=== What to do ===
Each entry below must be repeated word for word.

=== Entries shown ===
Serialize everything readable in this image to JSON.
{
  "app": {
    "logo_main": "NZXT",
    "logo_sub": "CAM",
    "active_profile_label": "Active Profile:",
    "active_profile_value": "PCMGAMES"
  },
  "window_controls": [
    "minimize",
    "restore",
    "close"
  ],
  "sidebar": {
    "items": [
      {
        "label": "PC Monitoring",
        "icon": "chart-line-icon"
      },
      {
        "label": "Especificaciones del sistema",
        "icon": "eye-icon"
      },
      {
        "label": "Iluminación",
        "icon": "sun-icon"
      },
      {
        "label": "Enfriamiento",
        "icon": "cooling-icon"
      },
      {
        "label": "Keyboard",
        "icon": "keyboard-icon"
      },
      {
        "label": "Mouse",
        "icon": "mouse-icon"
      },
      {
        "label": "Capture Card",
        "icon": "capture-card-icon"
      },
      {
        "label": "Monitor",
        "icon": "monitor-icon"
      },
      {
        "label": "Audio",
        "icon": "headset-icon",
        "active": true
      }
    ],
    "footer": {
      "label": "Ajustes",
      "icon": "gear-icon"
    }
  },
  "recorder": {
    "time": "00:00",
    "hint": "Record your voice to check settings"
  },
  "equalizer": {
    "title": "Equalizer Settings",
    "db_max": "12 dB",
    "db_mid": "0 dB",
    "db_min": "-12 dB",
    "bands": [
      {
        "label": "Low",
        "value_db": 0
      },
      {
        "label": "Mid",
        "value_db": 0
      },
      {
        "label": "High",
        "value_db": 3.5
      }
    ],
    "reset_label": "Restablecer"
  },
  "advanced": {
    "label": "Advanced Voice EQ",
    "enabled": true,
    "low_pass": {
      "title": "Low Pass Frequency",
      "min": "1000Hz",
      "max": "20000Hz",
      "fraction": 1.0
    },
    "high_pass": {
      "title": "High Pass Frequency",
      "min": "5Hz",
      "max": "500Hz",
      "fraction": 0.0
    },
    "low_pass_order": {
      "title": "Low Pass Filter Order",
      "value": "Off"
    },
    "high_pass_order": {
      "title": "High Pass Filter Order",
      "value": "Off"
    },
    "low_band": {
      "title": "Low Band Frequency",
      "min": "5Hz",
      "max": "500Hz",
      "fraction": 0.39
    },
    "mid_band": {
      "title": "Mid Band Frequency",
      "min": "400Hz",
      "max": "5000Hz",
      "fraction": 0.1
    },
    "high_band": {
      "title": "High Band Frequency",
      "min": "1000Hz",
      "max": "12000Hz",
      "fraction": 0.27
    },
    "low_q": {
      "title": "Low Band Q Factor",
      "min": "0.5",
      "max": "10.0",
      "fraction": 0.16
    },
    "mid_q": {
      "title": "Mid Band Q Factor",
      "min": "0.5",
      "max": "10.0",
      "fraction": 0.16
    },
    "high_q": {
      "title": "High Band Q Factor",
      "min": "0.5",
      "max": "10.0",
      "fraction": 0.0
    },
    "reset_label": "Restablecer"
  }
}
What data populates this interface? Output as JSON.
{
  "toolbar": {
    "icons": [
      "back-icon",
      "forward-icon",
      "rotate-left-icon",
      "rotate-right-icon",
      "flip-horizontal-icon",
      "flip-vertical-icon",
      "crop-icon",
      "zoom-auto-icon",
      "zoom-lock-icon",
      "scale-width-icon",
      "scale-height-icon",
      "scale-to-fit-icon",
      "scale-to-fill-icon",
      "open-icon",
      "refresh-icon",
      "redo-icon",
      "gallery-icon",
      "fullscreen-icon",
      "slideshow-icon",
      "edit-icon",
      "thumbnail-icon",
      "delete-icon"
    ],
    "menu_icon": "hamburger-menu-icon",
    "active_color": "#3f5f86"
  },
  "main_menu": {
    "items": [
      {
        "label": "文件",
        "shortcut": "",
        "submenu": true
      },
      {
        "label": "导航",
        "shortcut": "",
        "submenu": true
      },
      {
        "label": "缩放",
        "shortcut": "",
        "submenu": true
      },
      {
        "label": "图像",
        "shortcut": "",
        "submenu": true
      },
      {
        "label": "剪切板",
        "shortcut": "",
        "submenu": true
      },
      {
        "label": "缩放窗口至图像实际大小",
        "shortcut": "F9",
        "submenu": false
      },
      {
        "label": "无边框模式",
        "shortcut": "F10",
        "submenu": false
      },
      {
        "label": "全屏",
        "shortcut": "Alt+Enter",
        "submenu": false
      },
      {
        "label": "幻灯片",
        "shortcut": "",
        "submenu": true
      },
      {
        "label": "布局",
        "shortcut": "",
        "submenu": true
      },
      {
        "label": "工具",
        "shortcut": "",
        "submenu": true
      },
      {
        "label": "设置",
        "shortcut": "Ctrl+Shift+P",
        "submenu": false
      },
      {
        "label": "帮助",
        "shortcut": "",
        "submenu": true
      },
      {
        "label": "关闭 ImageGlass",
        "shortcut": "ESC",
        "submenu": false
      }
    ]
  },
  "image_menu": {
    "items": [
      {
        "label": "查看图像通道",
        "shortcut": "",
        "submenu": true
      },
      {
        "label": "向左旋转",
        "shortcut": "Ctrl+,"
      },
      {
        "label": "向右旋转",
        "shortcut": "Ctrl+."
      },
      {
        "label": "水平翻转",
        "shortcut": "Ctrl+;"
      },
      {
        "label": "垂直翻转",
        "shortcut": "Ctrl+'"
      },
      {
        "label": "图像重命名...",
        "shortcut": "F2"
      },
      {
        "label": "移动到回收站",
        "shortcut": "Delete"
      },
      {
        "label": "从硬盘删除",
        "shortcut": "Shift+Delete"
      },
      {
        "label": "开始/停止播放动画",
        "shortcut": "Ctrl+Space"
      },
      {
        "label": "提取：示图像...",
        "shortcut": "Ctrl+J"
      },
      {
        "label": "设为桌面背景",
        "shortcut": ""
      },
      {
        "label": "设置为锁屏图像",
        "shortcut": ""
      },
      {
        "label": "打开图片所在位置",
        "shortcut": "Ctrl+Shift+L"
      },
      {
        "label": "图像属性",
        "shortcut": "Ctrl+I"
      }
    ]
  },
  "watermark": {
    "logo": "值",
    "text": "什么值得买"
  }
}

=== Reply ===
Serialize everything readable in this image to JSON.
{
  "app": {
    "logo_main": "NZXT",
    "logo_sub": "CAM",
    "active_profile_label": "Active Profile:",
    "active_profile_value": "PCMGAMES"
  },
  "window_controls": [
    "minimize",
    "restore",
    "close"
  ],
  "sidebar": {
    "items": [
      {
        "label": "PC Monitoring",
        "icon": "chart-line-icon"
      },
      {
        "label": "Especificaciones del sistema",
        "icon": "eye-icon"
      },
      {
        "label": "Iluminación",
        "icon": "sun-icon"
      },
      {
        "label": "Enfriamiento",
        "icon": "cooling-icon"
      },
      {
        "label": "Keyboard",
        "icon": "keyboard-icon"
      },
      {
        "label": "Mouse",
        "icon": "mouse-icon"
      },
      {
        "label": "Capture Card",
        "icon": "capture-card-icon"
      },
      {
        "label": "Monitor",
        "icon": "monitor-icon"
      },
      {
        "label": "Audio",
        "icon": "headset-icon",
        "active": true
      }
    ],
    "footer": {
      "label": "Ajustes",
      "icon": "gear-icon"
    }
  },
  "recorder": {
    "time": "00:00",
    "hint": "Record your voice to check settings"
  },
  "equalizer": {
    "title": "Equalizer Settings",
    "db_max": "12 dB",
    "db_mid": "0 dB",
    "db_min": "-12 dB",
    "bands": [
      {
        "label": "Low",
        "value_db": 0
      },
      {
        "label": "Mid",
        "value_db": 0
      },
      {
        "label": "High",
        "value_db": 3.5
      }
    ],
    "reset_label": "Restablecer"
  },
  "advanced": {
    "label": "Advanced Voice EQ",
    "enabled": true,
    "low_pass": {
      "title": "Low Pass Frequency",
      "min": "1000Hz",
      "max": "20000Hz",
      "fraction": 1.0
    },
    "high_pass": {
      "title": "High Pass Frequency",
      "min": "5Hz",
      "max": "500Hz",
      "fraction": 0.0
    },
    "low_pass_order": {
      "title": "Low Pass Filter Order",
      "value": "Off"
    },
    "high_pass_order": {
      "title": "High Pass Filter Order",
      "value": "Off"
    },
    "low_band": {
      "title": "Low Band Frequency",
      "min": "5Hz",
      "max": "500Hz",
      "fraction": 0.39
    },
    "mid_band": {
      "title": "Mid Band Frequency",
      "min": "400Hz",
      "max": "5000Hz",
      "fraction": 0.1
    },
    "high_band": {
      "title": "High Band Frequency",
      "min": "1000Hz",
      "max": "12000Hz",
      "fraction": 0.27
    },
    "low_q": {
      "title": "Low Band Q Factor",
      "min": "0.5",
      "max": "10.0",
      "fraction": 0.16
    },
    "mid_q": {
      "title": "Mid Band Q Factor",
      "min": "0.5",
      "max": "10.0",
      "fraction": 0.16
    },
    "high_q": {
      "title": "High Band Q Factor",
      "min": "0.5",
      "max": "10.0",
      "fraction": 0.0
    },
    "reset_label": "Restablecer"
  }
}
What data populates this interface? Output as JSON.
{
  "toolbar": {
    "icons": [
      "back-icon",
      "forward-icon",
      "rotate-left-icon",
      "rotate-right-icon",
      "flip-horizontal-icon",
      "flip-vertical-icon",
      "crop-icon",
      "zoom-auto-icon",
      "zoom-lock-icon",
      "scale-width-icon",
      "scale-height-icon",
      "scale-to-fit-icon",
      "scale-to-fill-icon",
      "open-icon",
      "refresh-icon",
      "redo-icon",
      "gallery-icon",
      "fullscreen-icon",
      "slideshow-icon",
      "edit-icon",
      "thumbnail-icon",
      "delete-icon"
    ],
    "menu_icon": "hamburger-menu-icon",
    "active_color": "#3f5f86"
  },
  "main_menu": {
    "items": [
      {
        "label": "文件",
        "shortcut": "",
        "submenu": true
      },
      {
        "label": "导航",
        "shortcut": "",
        "submenu": true
      },
      {
        "label": "缩放",
        "shortcut": "",
        "submenu": true
      },
      {
        "label": "图像",
        "shortcut": "",
        "submenu": true
      },
      {
        "label": "剪切板",
        "shortcut": "",
        "submenu": true
      },
      {
        "label": "缩放窗口至图像实际大小",
        "shortcut": "F9",
        "submenu": false
      },
      {
        "label": "无边框模式",
        "shortcut": "F10",
        "submenu": false
      },
      {
        "label": "全屏",
        "shortcut": "Alt+Enter",
        "submenu": false
      },
      {
        "label": "幻灯片",
        "shortcut": "",
        "submenu": true
      },
      {
        "label": "布局",
        "shortcut": "",
        "submenu": true
      },
      {
        "label": "工具",
        "shortcut": "",
        "submenu": true
      },
      {
        "label": "设置",
        "shortcut": "Ctrl+Shift+P",
        "submenu": false
      },
      {
        "label": "帮助",
        "shortcut": "",
        "submenu": true
      },
      {
        "label": "关闭 ImageGlass",
        "shortcut": "ESC",
        "submenu": false
      }
    ]
  },
  "image_menu": {
    "items": [
      {
        "label": "查看图像通道",
        "shortcut": "",
        "submenu": true
      },
      {
        "label": "向左旋转",
        "shortcut": "Ctrl+,"
      },
      {
        "label": "向右旋转",
        "shortcut": "Ctrl+."
      },
      {
        "label": "水平翻转",
        "shortcut": "Ctrl+;"
      },
      {
        "label": "垂直翻转",
        "shortcut": "Ctrl+'"
      },
      {
        "label": "图像重命名...",
        "shortcut": "F2"
      },
      {
        "label": "移动到回收站",
        "shortcut": "Delete"
      },
      {
        "label": "从硬盘删除",
        "shortcut": "Shift+Delete"
      },
      {
        "label": "开始/停止播放动画",
        "shortcut": "Ctrl+Space"
      },
      {
        "label": "提取：示图像...",
        "shortcut": "Ctrl+J"
      },
      {
        "label": "设为桌面背景",
        "shortcut": ""
      },
      {
        "label": "设置为锁屏图像",
        "shortcut": ""
      },
      {
        "label": "打开图片所在位置",
        "shortcut": "Ctrl+Shift+L"
      },
      {
        "label": "图像属性",
        "shortcut": "Ctrl+I"
      }
    ]
  },
  "watermark": {
    "logo": "值",
    "text": "什么值得买"
  }
}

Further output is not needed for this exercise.